Eduardo Chillida, born on January 10, 1924, in San Sebastian, Spain, was a highly acclaimed Basque sculptor whose artistic journey left an indelible mark on the world of contemporary art. Raised in a household rich in intellectual and artistic pursuits, Chillida's early exposure to both engineering (through his civil engineer father) and aesthetics (through his pianist mother) likely played a pivotal role in shaping his creative inclinations.
Initially pursuing architecture at the University of Madrid, Chillida eventually gravitated towards the world of art and embraced sculpture as his true passion in the late 1940s. Working with diverse materials such as stone, iron, wood, and steel, he exhibited a keen sensitivity to the intrinsic properties of each medium, forging a distinctive artistic style characterized by organic forms, fluid lines, and an evocative exploration of space.
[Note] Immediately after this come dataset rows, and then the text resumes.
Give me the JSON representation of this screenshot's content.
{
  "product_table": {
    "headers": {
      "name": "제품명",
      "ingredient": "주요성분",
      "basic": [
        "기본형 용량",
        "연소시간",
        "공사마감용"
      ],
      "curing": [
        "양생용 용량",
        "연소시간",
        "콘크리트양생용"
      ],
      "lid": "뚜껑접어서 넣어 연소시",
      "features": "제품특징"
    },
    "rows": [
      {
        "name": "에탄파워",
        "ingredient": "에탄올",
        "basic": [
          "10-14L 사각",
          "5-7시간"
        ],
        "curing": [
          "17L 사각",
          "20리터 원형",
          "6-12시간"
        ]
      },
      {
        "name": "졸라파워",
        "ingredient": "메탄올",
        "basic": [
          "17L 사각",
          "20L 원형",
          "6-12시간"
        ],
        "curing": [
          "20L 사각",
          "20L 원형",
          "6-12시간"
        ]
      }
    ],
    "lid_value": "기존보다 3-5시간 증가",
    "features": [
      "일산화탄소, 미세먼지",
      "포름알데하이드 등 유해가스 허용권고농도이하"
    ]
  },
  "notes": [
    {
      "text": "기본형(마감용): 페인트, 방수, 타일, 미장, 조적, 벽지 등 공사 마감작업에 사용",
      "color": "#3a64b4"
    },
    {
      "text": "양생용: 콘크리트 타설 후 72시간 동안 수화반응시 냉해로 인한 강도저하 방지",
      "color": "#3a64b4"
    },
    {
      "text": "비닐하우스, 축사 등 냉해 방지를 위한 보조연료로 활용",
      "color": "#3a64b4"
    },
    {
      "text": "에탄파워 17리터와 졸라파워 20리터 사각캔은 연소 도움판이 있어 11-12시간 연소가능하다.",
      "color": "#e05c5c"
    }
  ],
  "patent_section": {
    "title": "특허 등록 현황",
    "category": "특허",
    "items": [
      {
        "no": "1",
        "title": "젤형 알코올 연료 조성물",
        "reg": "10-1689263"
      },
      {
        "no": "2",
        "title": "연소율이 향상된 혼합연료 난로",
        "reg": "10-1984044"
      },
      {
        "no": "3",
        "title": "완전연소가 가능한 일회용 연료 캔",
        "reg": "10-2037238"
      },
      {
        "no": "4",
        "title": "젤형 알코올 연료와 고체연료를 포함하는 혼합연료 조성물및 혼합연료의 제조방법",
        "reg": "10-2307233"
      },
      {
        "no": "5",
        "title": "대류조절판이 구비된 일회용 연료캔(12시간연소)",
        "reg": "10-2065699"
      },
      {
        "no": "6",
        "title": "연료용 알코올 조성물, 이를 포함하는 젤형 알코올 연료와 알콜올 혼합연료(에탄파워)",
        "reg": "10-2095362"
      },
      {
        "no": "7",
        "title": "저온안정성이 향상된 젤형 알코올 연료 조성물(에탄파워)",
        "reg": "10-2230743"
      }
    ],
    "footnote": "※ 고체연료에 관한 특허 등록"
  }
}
Drawing inspiration from his Basque heritage and the region's rugged landscape, Chillida's sculptural creations often embodied a sense of place and harmony with their surroundings. His works were a poetic interplay between the human-made and the natural, offering viewers an opportunity to engage with the environment on an aesthetic and philosophical level.
Throughout his illustrious career, Chillida gained international recognition for his monumental public sculptures that can be found gracing various cities across the globe, including Paris, Berlin, and Chicago. Each of these grand installations not only demonstrated his technical prowess but also exuded a profound understanding of how art and nature could coexist in perfect balance.
Beyond sculptural art, Chillida was also an accomplished printmaker, producing an extensive body of graphic works that further exemplified his creative depth and artistic range. He collaborated with renowned writers and philosophers, seeking to enrich his sculptures with philosophical and poetic dimensions.
Eduardo Chillida's contributions to the world of art were rewarded with numerous awards and accolades, solidifying his position as one of the most significant sculptors of his era. However, his artistic journey was not without its challenges. He grappled with reconciling tradition and modernity, as well as the delicate interplay between art and engineering in his ambitious works.
On August 19, 2002, Eduardo Chillida passed away, leaving behind a profound artistic legacy that transcends time, enriching the world with his expressive sculptures that celebrate the inherent beauty of nature and humanity.